▶ _PROBLEM_: Copy each record below faithfully, leaving out images.
###
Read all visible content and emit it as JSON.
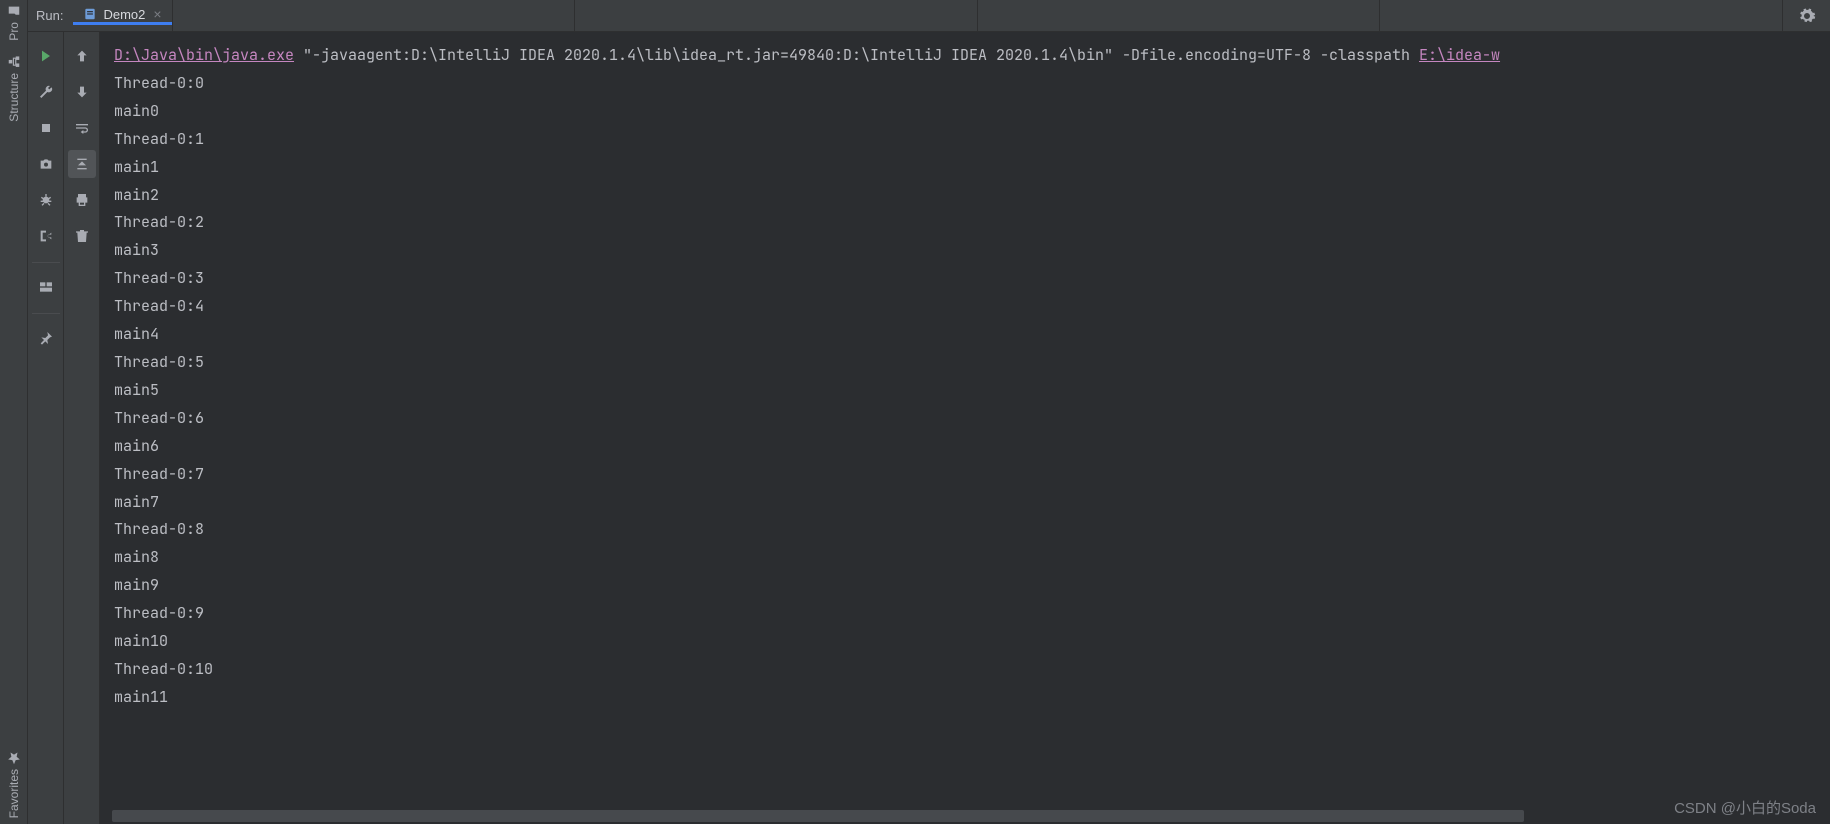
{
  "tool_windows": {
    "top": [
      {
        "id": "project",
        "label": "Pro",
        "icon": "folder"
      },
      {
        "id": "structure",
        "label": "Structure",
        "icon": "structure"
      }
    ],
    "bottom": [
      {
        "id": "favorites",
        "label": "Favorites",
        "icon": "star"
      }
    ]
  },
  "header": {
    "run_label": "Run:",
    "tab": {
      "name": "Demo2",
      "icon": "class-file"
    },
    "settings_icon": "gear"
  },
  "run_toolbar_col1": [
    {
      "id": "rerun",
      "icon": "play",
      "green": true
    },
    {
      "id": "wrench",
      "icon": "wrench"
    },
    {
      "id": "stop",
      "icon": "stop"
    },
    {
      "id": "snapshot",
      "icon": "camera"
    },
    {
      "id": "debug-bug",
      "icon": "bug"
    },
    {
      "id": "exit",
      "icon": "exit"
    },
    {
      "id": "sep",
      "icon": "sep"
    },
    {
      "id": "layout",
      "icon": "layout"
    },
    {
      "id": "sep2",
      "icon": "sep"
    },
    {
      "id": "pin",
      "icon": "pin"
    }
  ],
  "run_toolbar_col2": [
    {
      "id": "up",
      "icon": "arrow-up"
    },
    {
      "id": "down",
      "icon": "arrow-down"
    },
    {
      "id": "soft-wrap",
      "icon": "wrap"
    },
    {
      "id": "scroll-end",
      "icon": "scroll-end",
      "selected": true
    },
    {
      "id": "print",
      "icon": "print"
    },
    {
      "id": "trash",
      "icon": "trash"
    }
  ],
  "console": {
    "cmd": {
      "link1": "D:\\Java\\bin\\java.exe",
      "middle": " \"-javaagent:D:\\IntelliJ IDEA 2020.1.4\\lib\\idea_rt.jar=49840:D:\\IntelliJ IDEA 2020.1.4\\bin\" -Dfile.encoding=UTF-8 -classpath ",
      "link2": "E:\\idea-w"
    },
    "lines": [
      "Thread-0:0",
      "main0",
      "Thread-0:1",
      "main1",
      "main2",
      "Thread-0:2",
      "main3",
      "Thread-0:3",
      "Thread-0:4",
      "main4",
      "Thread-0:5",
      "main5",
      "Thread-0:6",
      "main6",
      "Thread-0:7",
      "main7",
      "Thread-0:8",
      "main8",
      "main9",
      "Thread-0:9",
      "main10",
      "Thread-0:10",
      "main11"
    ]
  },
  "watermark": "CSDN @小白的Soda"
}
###
▶ _OUTPUT FOR THIS TASK_:
Read all visible content and emit it as JSON.
{
  "tool_windows": {
    "top": [
      {
        "id": "project",
        "label": "Pro",
        "icon": "folder"
      },
      {
        "id": "structure",
        "label": "Structure",
        "icon": "structure"
      }
    ],
    "bottom": [
      {
        "id": "favorites",
        "label": "Favorites",
        "icon": "star"
      }
    ]
  },
  "header": {
    "run_label": "Run:",
    "tab": {
      "name": "Demo2",
      "icon": "class-file"
    },
    "settings_icon": "gear"
  },
  "run_toolbar_col1": [
    {
      "id": "rerun",
      "icon": "play",
      "green": true
    },
    {
      "id": "wrench",
      "icon": "wrench"
    },
    {
      "id": "stop",
      "icon": "stop"
    },
    {
      "id": "snapshot",
      "icon": "camera"
    },
    {
      "id": "debug-bug",
      "icon": "bug"
    },
    {
      "id": "exit",
      "icon": "exit"
    },
    {
      "id": "sep",
      "icon": "sep"
    },
    {
      "id": "layout",
      "icon": "layout"
    },
    {
      "id": "sep2",
      "icon": "sep"
    },
    {
      "id": "pin",
      "icon": "pin"
    }
  ],
  "run_toolbar_col2": [
    {
      "id": "up",
      "icon": "arrow-up"
    },
    {
      "id": "down",
      "icon": "arrow-down"
    },
    {
      "id": "soft-wrap",
      "icon": "wrap"
    },
    {
      "id": "scroll-end",
      "icon": "scroll-end",
      "selected": true
    },
    {
      "id": "print",
      "icon": "print"
    },
    {
      "id": "trash",
      "icon": "trash"
    }
  ],
  "console": {
    "cmd": {
      "link1": "D:\\Java\\bin\\java.exe",
      "middle": " \"-javaagent:D:\\IntelliJ IDEA 2020.1.4\\lib\\idea_rt.jar=49840:D:\\IntelliJ IDEA 2020.1.4\\bin\" -Dfile.encoding=UTF-8 -classpath ",
      "link2": "E:\\idea-w"
    },
    "lines": [
      "Thread-0:0",
      "main0",
      "Thread-0:1",
      "main1",
      "main2",
      "Thread-0:2",
      "main3",
      "Thread-0:3",
      "Thread-0:4",
      "main4",
      "Thread-0:5",
      "main5",
      "Thread-0:6",
      "main6",
      "Thread-0:7",
      "main7",
      "Thread-0:8",
      "main8",
      "main9",
      "Thread-0:9",
      "main10",
      "Thread-0:10",
      "main11"
    ]
  },
  "watermark": "CSDN @小白的Soda"
}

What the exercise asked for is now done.